TASK STATEMENT
State how many lines in the entries below include the string "forces", and give nothing beyond that number.

RECORDS TO USE
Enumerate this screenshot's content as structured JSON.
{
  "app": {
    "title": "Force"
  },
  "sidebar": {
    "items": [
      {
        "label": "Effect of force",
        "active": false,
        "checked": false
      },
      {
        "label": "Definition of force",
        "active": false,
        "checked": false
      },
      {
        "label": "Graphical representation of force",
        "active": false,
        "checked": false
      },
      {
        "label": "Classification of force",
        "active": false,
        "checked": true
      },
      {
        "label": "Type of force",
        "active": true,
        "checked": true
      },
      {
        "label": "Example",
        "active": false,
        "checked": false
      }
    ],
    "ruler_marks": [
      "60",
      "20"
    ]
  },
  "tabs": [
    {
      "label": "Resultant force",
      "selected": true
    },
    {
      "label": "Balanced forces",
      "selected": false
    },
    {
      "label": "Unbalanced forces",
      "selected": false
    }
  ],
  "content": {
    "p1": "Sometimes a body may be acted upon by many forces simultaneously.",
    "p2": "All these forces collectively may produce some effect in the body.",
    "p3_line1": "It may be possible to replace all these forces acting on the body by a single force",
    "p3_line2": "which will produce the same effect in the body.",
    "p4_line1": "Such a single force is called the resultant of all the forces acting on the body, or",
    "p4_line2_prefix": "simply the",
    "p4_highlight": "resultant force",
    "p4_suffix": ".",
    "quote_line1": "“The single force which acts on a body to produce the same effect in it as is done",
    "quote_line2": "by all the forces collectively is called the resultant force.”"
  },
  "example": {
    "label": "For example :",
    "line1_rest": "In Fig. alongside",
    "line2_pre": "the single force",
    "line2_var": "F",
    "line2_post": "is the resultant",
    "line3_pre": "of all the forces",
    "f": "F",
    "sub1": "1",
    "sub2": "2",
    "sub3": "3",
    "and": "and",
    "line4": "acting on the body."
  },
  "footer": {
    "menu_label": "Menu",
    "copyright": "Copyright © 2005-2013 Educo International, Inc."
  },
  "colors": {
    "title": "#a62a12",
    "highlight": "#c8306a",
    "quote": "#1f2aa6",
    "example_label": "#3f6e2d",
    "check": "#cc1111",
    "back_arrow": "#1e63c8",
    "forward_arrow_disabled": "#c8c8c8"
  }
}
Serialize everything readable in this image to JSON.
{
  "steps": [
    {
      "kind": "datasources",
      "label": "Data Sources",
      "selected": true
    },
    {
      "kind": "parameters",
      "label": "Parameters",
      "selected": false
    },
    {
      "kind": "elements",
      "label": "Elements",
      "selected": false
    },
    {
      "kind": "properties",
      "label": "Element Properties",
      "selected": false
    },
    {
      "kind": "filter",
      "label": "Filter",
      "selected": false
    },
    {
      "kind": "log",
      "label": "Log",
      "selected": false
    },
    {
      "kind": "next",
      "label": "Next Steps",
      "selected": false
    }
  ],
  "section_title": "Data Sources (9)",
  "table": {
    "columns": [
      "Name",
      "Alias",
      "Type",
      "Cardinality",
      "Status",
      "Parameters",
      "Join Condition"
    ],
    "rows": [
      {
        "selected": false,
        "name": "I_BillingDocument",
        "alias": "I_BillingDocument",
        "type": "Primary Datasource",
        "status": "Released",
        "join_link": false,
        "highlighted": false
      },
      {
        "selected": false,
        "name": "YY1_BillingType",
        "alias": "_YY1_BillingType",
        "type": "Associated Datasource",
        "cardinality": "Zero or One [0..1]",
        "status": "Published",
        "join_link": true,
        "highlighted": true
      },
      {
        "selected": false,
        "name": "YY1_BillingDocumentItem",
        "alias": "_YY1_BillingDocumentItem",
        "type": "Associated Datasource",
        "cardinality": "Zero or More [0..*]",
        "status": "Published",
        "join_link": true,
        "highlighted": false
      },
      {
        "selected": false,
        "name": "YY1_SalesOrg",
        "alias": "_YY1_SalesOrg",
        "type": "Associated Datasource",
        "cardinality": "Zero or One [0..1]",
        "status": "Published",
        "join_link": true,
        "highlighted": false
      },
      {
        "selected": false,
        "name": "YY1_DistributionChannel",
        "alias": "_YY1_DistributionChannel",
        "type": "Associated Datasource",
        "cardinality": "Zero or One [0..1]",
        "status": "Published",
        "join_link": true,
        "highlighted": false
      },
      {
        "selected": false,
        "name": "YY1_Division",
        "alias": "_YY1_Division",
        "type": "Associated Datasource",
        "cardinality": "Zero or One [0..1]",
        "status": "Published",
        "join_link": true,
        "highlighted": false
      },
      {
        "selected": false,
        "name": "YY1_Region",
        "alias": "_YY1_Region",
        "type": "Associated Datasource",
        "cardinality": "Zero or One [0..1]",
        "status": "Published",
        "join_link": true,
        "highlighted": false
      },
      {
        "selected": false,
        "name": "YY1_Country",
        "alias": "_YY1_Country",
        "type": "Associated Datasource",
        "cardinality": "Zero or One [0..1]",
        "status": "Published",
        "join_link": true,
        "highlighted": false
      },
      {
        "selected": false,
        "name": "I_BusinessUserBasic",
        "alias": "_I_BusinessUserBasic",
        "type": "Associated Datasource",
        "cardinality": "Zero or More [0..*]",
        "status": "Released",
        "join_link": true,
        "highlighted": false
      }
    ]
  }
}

SOLUTION FOR THIS PROBLEM
8